It would be best that this yUcK design observation stays here in this blog.
Because I would consider the next sentences as infidelity to a friend who has served me for quite some time now.
I’m even starting to think of letting him rest from his service.
But not before delivering this eulogy. A cellphone eulogy.
I bought my Samsung M620 cellphone as a birthday gift for myself last January 2009. What made me buy it? The best reasons.

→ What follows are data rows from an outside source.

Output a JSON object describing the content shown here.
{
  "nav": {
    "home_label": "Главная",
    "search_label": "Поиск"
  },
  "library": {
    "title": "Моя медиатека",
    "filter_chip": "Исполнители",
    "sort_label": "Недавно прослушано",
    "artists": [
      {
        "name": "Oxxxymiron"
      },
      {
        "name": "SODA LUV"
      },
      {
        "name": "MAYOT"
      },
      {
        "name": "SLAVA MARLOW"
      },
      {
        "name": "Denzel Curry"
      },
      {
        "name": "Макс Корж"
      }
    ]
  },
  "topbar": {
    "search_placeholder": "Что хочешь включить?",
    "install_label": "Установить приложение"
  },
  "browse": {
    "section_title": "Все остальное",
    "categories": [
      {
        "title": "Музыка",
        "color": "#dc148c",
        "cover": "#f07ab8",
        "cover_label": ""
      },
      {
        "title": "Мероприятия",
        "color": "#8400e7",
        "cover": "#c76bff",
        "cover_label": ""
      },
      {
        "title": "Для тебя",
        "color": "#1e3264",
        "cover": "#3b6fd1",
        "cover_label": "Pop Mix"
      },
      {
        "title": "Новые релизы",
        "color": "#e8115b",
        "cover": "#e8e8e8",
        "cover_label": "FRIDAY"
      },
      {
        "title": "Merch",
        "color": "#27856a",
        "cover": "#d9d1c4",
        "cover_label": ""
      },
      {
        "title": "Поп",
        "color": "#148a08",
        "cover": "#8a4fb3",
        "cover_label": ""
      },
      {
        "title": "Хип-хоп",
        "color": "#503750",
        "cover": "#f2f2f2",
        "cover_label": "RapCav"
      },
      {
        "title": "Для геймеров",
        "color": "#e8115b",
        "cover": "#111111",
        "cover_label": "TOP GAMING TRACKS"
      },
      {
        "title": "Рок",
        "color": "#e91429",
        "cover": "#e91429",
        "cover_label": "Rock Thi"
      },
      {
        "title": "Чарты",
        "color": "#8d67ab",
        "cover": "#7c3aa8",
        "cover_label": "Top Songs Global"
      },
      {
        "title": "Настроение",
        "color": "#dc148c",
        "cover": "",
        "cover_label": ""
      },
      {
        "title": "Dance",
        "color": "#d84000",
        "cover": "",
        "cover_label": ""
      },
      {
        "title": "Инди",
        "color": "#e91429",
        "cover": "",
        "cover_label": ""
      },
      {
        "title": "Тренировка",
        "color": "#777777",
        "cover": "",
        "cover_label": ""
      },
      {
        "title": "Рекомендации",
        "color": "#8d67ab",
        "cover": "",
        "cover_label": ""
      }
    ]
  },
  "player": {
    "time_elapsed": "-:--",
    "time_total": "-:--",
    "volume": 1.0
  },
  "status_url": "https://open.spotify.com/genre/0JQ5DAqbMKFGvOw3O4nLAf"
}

First, I was sick and tired of the plain bar-phone which I’ve had since my Nokia 3210 ages ago. This one was a slide-phone, which was cooler and more sophisticated! Second, it had a dark-silver color, which added sleek-iness and elegance to it. Third, I was ready to face a new texting and calling experience, which by then was getting too boring. I don’t know if it’s just me, but isn’t everyone up to some “harmless” adventure sometimes? And finally, I was earning. And I believe it was the first “four-digit-big-purchase” that I made since I received my first paycheck.
It was the best buy of the month, but not exactly of the next month, let alone the next year.

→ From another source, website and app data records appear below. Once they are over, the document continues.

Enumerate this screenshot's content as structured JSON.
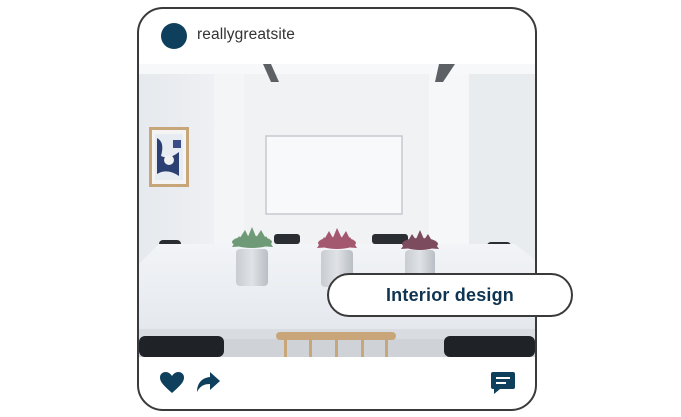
{
  "post": {
    "username": "reallygreatsite",
    "tag_label": "Interior design"
  },
  "icons": {
    "avatar": "avatar-circle",
    "like": "heart-icon",
    "share": "share-arrow-icon",
    "comment": "comment-bubble-icon"
  },
  "colors": {
    "accent": "#0e3f5c",
    "border": "#3a3a3a",
    "tag_text": "#0e3452"
  }
}
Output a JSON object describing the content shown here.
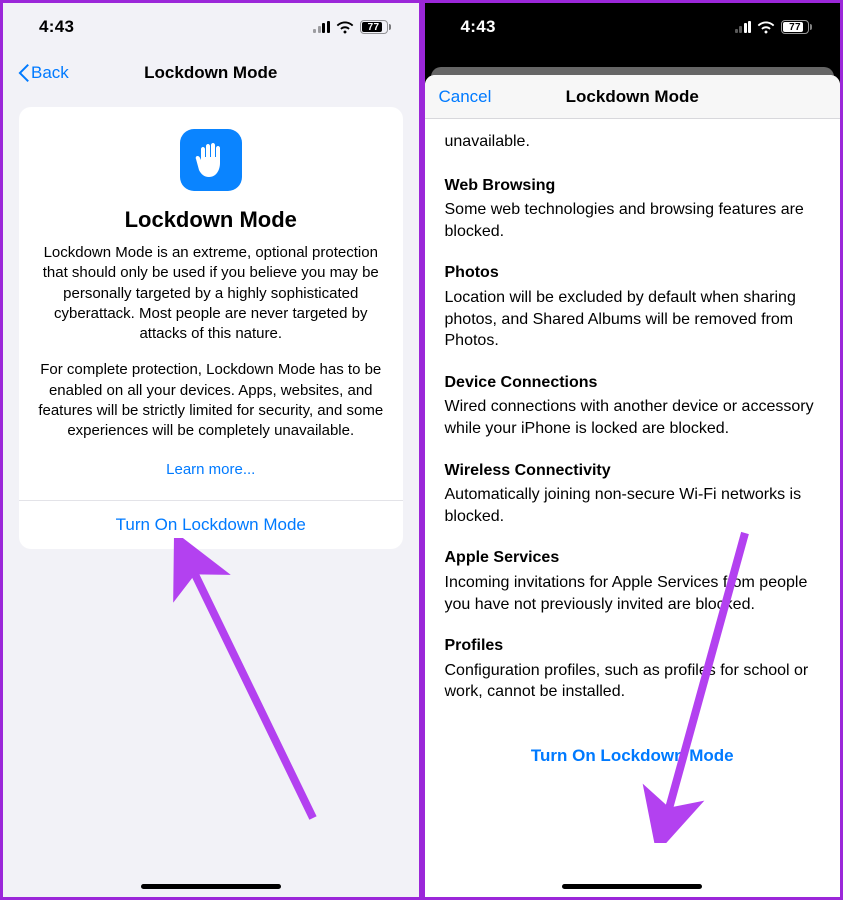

But I had to learn it the hard way.
And recalling what my formators told me before I left the seminary, “When we enter (the seminary), we tend to enter for the greatest reasons. The irony is that when we leave, we leave most often because of those same great reasons.”

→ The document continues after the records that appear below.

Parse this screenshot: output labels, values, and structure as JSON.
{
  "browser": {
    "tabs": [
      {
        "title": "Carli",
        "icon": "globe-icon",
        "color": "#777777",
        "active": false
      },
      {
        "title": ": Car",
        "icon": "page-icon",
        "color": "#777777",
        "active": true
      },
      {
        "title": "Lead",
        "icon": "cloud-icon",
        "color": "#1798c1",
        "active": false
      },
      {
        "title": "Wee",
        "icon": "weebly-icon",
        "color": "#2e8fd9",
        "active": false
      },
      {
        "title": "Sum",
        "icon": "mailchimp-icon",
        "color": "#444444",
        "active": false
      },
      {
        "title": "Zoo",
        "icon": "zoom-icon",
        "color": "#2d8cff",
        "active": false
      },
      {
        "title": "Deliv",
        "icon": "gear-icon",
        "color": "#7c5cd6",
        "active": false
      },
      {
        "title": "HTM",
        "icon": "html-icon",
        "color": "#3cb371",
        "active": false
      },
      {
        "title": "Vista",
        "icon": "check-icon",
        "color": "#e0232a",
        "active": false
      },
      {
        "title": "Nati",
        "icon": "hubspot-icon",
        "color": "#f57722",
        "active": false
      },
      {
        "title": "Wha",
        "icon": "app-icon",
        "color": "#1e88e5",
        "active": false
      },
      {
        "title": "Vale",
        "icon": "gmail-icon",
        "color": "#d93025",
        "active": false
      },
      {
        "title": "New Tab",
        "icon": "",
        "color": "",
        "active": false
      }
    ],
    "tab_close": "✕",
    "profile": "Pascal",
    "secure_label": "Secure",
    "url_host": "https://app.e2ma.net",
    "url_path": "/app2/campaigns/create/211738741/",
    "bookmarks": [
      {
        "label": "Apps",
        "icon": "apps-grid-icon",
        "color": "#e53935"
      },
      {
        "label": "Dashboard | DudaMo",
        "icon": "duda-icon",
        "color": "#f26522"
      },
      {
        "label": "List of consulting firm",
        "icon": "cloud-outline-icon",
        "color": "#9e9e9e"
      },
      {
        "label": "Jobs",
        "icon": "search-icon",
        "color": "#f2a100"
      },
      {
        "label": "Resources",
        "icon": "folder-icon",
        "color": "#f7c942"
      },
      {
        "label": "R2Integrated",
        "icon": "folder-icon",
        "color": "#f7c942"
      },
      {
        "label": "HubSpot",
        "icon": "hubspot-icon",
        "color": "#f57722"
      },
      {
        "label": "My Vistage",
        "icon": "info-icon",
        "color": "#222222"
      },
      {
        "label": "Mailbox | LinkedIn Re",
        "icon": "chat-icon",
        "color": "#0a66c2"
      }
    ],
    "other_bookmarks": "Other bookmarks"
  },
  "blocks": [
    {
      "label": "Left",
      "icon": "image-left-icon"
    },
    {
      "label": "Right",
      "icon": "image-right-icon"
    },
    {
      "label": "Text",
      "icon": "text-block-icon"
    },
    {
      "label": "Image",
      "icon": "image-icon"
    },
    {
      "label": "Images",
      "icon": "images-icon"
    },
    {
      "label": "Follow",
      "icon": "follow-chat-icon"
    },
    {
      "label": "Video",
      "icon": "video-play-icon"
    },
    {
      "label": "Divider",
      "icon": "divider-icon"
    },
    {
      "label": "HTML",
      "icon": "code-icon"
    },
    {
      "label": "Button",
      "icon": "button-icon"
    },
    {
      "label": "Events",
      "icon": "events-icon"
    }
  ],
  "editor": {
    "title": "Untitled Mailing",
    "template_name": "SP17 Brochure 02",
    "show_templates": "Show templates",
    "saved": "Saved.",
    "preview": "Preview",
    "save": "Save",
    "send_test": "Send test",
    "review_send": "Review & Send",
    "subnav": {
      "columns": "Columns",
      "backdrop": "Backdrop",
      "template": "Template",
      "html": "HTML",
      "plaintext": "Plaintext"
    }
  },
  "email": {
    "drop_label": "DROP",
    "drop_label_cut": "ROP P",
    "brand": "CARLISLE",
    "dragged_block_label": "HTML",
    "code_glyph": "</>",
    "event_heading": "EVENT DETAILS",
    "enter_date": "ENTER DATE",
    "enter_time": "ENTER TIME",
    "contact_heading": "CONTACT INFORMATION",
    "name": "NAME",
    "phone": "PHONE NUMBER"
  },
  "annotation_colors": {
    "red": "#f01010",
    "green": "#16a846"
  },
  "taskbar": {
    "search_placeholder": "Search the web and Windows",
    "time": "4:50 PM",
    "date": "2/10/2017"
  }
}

That proved right for me then. And I see history being repeated, only now with a phone.
And if I may, here’s what makes my phone yUcKy.
Moving Parts. I should have listened to my brother. Moving parts require a ribbon cable. Ribbon cable equals weakness. Weakness equals more trips to the warranty department, and eventually to another cellphone retailer if it doesn’t last you.
What are the symptoms? Once you raise the phone, off goes the screen. Once you fold it back down, on goes the screen. So how do you expect me to text with that? What’s worst, it would tease you into thousands of broken screen images when you try and flip it up and down in irritation! This has happened to me in three separate incidents. Each time the same ribbon cable, and each time, the same hope that it will get better.
It seems that the only solution available to me was to literally tape the phone open.
The tape’s already quite dirty and stained, but at least it stops the moving parts, which I thought were cool in the first place.
Resolution? Buy a solid piece of technology. The lesser the moving parts, always the better.
Color. I haven’t given up on the fact that matte silver does make a gadget look cool. At least it’s not bright red, nor yellow, nor printed with some Winnie the Pooh, or Pokémon characters! But having my iPod and cellphone lying side by side, gosh! I couldn’t but wish all gadgets were metallic silver!
A lot of my friends who look at the phone are surprised because I’ve had it for more than a year, and it still doesn’t have major scratches and doggie-bite marks. That works for me, because I keep it safe. But next time, I’m sure to leave the matte colors first, in place of more metallic-looking ones!
New texting and calling experience. As I already mentioned, who isn’t game for some safe, harmless adventure? A lot of my friends tell me that they’re loyalists to Nokia. Apparently, they’ve memorized all the shortcut keys, the navigational keys, the applications, the services and whatnot that they’re simply not going to change to any other phone brand.
I should’ve listened again.
Texting is supposed to be a non-threatening, fun and easy task for an ordinary joe like me. And just when I thought I had the “new” adventure going on, I realized some things: Samsung phones don’t have “sent messages” folders; their “vibrate” mode is more like “buzzer” mode; I’d have to do more “small talk” with a new friend, before I figure out a way to organize and save his name into my contacts; and the worst part of all, you’d have to make a lot of “choices” and “confirmations” before you could send a message. You’d have to click “ok” FIVE TIMES before it actually says: “Sending Message…” Then a couple more times if you’re unlucky, and the sending doesn’t succeed.
I used to be a stickler for conformity. But now that I thought I would break the rules and make my own, I was discouraged, and am now looking for the old road home.
My final resolution: Look for the familiar in the gadgets you buy. The more you can relate to it, the better it will relate and make your life easier.
The final factor isn’t really part of the yUcKiNeSs of the product, but I’d like to point it out nonetheless.
Price. If you’re going to buy a gadget, don’t be fooled by its low price (I’d like to emphasize that I’m quite stingy when it comes to buys like those).
This product was a steal because it was on the decline by the time I bought it. I thought I could still run after fads and take advantage of its cheap price. But I learned a lesson. Most often, if it’s a shirt, or a pair of shoes, go ahead and buy in the ukay-ukay. But if it’s a piece of equipment, go for the higher-priced one, especially if you’re assured of its brand and quality.
The Samsung M620 was a true friend.
It was unique (none in a room would share the same kind of phone).
It was useful.
It was good while it lasted.
But it was more of a liability than an asset. With the considerations of moving parts, color, texting experience and price, I’d have to resort to something safer, and something that will justify the use of what a cellphone really is.
And having said all these, I’ve just mustered enough guts to buy a new phone. I just hope I have the time!